Return to Headlines

International Day of Persons with Disabilities Resources

people with disabilitiesSaturday, December 3 is International Day of Persons with Disabilities, as proclaimed by the United Nations.

Did you know that according to the Centers for Disease Control and Prevention, 26% of people in the United States have a disability that affects their daily life? Since not all disabilities show on the outside, you may not be aware that your neighbor, co-worker or child’s classmate has a disability. There are many kinds of disabilities, including learning disabilities, Autism, physical disabilities, intellectual disabilities, mental illnesses, chronic illnesses and more. People with disabilities are represented across all races, ethnic groups and religions.

Despite being one of the largest minority groups in the United States, people with disabilities often face challenges due to conscious and unconscious biases, including discrimination in education, employment, and housing, barriers such as inaccessible physical or digital spaces, and micro-aggressions. This kind of bias and discrimination is known as ableism. The good news is disability is not the same as inability! There have been many successful disabled people, and with the proper support, people with disabilities can live full and self-determined lives.

International Day of Persons with Disabilities is the perfect time to learn more about people with disabilities and what you can do to be a better ally.

A great place to start is by watching the recording of Cheltenham’s Annual Inclusion event from last year. Learn why it matters that we discuss disability and pick up valuable tips on what you can do to be a better ally to people with disabilities.

Set aside some time to read books, listen to podcasts and watch films by disabled people and celebrate the role of disabled people in history.  The Power of Words Disability Resource List is a great place to begin.

It’s also a great time to celebrate people with disabilities along with your children and get them thinking about how they can be good allies.

When you talk with your children about the characteristics that make us different from one another, such as race and gender, be sure to include disability in the conversation, letting them know it is safe to discuss disability and ask questions. You can start by reading one of the books from Talking About Identity’s Disability Inclusive Booklist together.

Celebrate and embrace individuality! Create an understanding that all people, including those with disabilities, have unique strengths, gifts, and challenges.

Words Matter: Everyone deserves to be treated with dignity, compassion and respect. Never use disability-related terms as insults.

Learn what to say and what to avoid when talking about disability by taking a moment to review Talking About Identity’s Talking About Disability Toolkit.

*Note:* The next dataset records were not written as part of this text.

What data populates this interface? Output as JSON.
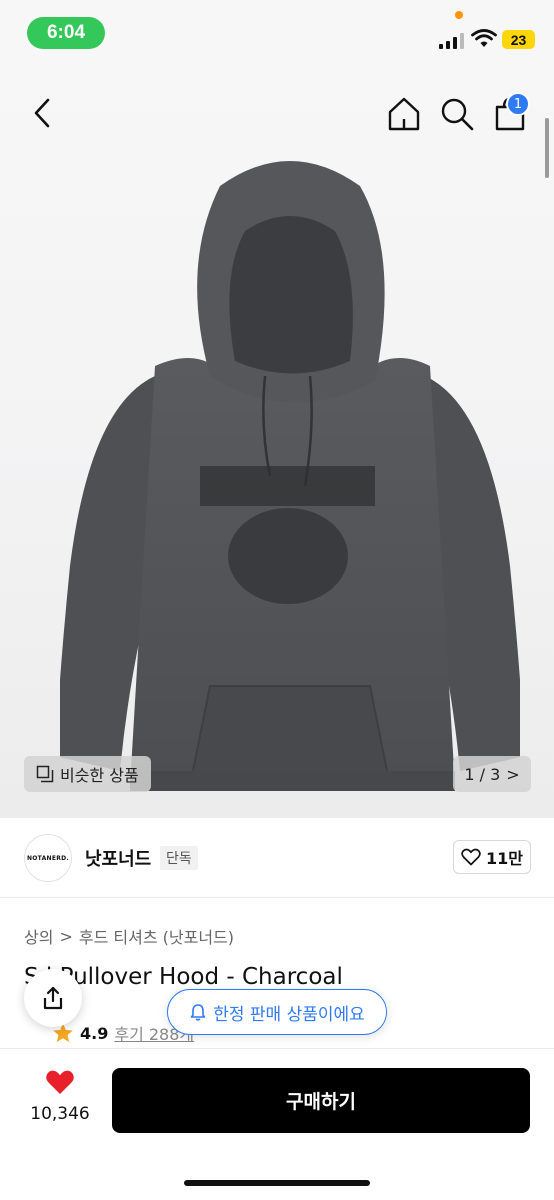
{
  "status": {
    "time": "6:04",
    "battery": "23"
  },
  "header": {
    "cart_count": "1"
  },
  "gallery": {
    "similar_label": "비슷한 상품",
    "page_indicator": "1 / 3",
    "next_glyph": ">"
  },
  "brand": {
    "logo_text": "NOTANERD.",
    "name": "낫포너드",
    "badge": "단독",
    "like_count": "11만"
  },
  "product": {
    "breadcrumb": [
      "상의",
      "후드 티셔츠 (낫포너드)"
    ],
    "breadcrumb_separator": ">",
    "title": "S   l Pullover Hood - Charcoal",
    "rating": "4.9",
    "reviews": "후기 288개"
  },
  "overlay": {
    "limited_label": "한정 판매 상품이에요"
  },
  "bottom": {
    "wish_count": "10,346",
    "buy_label": "구매하기"
  },
  "colors": {
    "accent": "#2f7bf5",
    "heart": "#e8202a",
    "star": "#f5a623",
    "time_pill": "#34c759",
    "battery": "#ffd60a"
  }
}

Add your voice to the growing movement to end the hurtful use of the “R” word and embrace inclusion through the “Spread the Word to End the Word” campaign. Pledge to be inclusive!

Reach out to the Special Education Alliance of Cheltenham (SEAC) at with any questions.